> **Work item**
Filter the entries for the string "Brown". Copy each line that has it.

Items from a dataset
-=-=-=-=-
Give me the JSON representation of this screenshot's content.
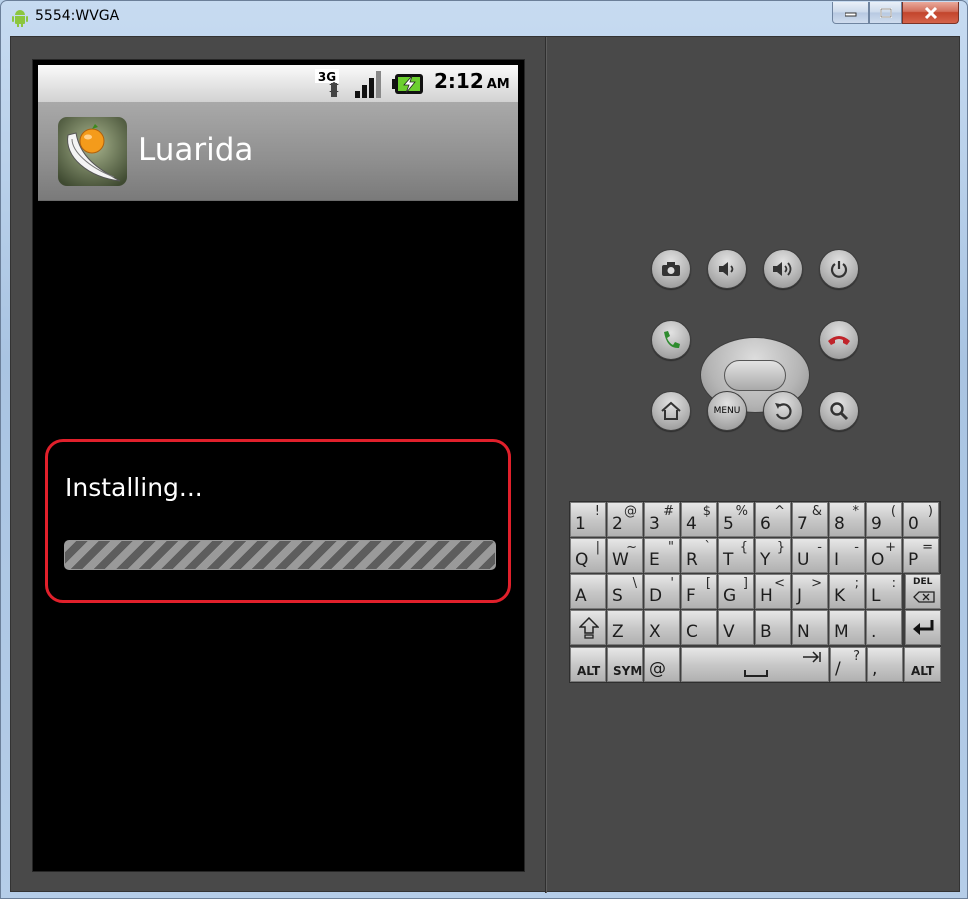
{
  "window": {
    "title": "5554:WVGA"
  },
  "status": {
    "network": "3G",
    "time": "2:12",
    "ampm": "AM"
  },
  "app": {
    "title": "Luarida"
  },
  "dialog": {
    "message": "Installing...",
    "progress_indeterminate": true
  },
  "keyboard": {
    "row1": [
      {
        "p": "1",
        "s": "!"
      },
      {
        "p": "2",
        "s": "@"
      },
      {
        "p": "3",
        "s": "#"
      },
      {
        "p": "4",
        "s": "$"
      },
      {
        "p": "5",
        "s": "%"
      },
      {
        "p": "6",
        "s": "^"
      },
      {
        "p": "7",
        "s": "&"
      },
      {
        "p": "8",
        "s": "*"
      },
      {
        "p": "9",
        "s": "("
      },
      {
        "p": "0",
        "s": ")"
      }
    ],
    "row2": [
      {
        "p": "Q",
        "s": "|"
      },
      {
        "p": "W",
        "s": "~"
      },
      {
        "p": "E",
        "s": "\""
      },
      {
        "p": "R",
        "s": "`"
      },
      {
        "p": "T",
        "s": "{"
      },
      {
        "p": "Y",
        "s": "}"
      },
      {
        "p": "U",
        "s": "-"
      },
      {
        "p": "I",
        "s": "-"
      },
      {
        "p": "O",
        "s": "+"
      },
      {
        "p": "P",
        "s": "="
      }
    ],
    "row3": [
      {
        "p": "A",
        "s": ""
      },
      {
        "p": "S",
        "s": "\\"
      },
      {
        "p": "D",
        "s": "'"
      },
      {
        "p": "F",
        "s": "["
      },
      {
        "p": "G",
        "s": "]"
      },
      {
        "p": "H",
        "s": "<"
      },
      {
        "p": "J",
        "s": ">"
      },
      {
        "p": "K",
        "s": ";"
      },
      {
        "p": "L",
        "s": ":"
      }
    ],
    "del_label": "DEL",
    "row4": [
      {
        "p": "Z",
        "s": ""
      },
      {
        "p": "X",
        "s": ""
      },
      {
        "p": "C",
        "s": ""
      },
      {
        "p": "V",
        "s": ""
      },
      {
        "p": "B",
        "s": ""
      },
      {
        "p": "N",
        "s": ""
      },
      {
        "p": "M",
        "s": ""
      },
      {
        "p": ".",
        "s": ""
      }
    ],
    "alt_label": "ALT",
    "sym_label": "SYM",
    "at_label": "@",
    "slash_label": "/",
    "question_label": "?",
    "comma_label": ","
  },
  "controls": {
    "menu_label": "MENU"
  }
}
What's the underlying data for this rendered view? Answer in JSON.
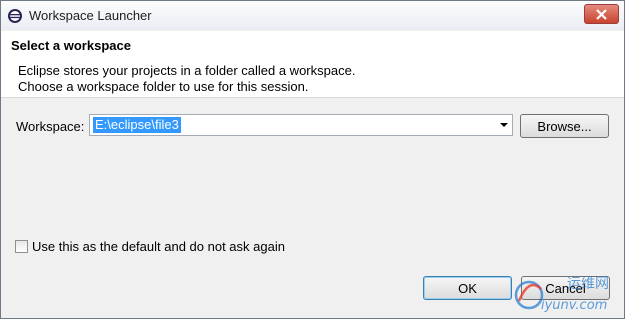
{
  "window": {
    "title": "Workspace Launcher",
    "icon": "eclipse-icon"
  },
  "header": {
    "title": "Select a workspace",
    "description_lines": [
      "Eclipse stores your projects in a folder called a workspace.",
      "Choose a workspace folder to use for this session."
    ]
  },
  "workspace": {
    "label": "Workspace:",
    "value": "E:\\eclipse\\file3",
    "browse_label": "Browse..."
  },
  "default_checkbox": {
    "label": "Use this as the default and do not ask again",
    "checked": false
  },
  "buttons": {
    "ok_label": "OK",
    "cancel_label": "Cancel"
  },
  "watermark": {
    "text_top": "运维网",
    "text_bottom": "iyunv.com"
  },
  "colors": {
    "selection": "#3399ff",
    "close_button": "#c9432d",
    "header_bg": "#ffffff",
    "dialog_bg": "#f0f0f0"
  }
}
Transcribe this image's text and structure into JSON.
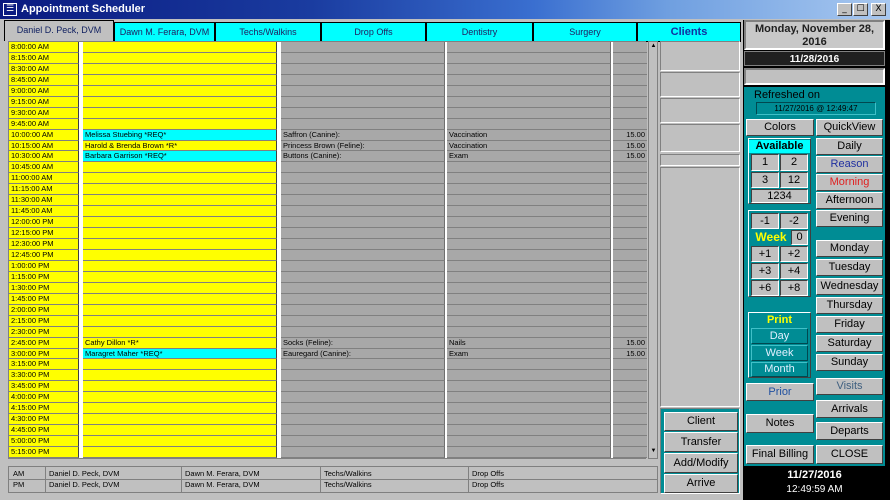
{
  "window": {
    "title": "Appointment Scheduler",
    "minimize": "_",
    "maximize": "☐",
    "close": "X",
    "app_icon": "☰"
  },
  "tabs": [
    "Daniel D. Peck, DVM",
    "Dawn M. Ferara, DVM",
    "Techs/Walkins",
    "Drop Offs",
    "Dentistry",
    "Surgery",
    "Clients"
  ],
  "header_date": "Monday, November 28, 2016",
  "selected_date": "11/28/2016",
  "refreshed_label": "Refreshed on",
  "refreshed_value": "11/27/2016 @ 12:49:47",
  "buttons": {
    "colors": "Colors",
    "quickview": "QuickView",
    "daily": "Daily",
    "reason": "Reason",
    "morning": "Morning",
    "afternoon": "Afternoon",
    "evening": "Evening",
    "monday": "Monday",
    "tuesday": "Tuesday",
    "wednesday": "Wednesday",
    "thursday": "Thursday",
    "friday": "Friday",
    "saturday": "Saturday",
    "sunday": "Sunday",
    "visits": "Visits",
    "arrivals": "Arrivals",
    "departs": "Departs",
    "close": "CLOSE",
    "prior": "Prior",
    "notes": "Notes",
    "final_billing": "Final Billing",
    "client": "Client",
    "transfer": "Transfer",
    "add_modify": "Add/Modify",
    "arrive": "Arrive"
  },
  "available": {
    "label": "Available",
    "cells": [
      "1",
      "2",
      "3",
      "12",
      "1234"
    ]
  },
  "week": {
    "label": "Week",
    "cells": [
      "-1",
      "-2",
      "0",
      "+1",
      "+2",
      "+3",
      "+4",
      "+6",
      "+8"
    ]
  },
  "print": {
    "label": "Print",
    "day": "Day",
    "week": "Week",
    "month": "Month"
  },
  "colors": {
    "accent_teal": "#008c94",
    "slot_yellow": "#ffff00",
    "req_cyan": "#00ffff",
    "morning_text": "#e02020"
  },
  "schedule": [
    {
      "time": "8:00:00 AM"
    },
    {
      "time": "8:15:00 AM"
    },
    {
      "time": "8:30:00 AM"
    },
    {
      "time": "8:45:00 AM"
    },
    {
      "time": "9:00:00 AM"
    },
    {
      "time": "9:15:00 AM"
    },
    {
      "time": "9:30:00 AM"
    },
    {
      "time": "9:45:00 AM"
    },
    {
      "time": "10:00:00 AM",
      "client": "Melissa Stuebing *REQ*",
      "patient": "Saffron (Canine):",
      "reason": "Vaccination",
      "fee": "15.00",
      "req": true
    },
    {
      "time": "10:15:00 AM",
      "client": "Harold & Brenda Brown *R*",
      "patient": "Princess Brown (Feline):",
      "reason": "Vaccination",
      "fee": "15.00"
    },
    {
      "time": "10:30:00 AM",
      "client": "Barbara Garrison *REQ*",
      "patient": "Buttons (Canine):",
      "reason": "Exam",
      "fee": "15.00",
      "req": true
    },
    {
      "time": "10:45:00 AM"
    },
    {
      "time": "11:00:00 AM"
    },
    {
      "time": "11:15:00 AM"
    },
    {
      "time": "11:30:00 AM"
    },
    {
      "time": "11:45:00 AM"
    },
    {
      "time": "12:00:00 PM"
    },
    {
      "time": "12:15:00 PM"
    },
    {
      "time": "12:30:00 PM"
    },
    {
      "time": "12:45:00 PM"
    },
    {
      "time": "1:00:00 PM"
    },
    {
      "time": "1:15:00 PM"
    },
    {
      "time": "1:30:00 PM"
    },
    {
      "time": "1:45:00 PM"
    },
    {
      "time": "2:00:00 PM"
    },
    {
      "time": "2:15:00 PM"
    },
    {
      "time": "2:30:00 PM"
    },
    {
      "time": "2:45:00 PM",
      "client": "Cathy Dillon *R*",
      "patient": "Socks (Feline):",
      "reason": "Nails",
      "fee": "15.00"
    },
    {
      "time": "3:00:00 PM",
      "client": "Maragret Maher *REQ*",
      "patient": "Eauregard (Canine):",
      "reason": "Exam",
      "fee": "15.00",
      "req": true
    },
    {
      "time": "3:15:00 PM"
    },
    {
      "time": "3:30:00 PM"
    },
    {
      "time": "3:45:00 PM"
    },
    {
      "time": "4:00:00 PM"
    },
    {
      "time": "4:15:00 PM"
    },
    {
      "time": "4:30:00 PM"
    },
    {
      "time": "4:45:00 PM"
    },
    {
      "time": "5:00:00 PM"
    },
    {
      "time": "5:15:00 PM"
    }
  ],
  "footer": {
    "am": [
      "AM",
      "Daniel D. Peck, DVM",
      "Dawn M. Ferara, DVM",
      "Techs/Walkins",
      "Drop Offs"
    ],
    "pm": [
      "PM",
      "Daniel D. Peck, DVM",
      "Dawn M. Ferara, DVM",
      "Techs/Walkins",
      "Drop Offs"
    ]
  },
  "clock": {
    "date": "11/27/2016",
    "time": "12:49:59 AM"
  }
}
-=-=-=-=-
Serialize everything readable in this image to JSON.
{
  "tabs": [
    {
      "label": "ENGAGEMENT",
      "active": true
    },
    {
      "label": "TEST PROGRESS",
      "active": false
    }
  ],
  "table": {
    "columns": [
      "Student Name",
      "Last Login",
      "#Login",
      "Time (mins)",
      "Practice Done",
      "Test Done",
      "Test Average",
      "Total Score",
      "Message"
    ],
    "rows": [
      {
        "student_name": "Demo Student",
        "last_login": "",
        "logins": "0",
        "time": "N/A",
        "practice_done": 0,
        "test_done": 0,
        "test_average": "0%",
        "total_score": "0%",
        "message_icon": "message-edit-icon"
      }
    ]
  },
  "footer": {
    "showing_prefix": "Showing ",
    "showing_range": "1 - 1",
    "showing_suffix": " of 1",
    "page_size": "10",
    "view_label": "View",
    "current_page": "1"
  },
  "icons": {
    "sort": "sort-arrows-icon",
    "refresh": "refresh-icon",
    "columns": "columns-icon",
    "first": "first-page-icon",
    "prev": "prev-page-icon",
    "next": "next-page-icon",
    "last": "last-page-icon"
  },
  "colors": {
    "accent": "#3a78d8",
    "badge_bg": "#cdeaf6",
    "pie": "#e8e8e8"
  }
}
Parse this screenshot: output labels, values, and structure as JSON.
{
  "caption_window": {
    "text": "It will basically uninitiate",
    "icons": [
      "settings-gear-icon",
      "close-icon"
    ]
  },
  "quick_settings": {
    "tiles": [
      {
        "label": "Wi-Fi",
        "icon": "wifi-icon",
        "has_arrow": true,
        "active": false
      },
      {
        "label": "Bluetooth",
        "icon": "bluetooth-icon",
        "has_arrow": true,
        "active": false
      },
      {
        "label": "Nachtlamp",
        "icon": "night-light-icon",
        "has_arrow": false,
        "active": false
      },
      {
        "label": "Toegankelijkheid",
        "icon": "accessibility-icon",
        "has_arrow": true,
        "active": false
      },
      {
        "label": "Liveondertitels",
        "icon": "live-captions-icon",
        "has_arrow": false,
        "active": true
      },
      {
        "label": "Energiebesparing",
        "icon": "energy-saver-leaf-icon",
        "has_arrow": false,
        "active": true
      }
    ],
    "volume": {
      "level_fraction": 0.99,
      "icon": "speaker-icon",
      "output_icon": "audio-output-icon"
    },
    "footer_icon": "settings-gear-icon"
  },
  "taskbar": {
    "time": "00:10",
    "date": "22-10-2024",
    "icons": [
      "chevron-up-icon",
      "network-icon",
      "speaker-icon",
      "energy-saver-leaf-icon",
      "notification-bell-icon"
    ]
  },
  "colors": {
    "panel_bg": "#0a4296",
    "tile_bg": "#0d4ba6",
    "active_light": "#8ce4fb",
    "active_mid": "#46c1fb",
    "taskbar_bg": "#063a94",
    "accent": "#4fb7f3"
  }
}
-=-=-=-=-
> **Expected answer**
      "client": "Harold & Brenda Brown *R*",
      "patient": "Princess Brown (Feline):",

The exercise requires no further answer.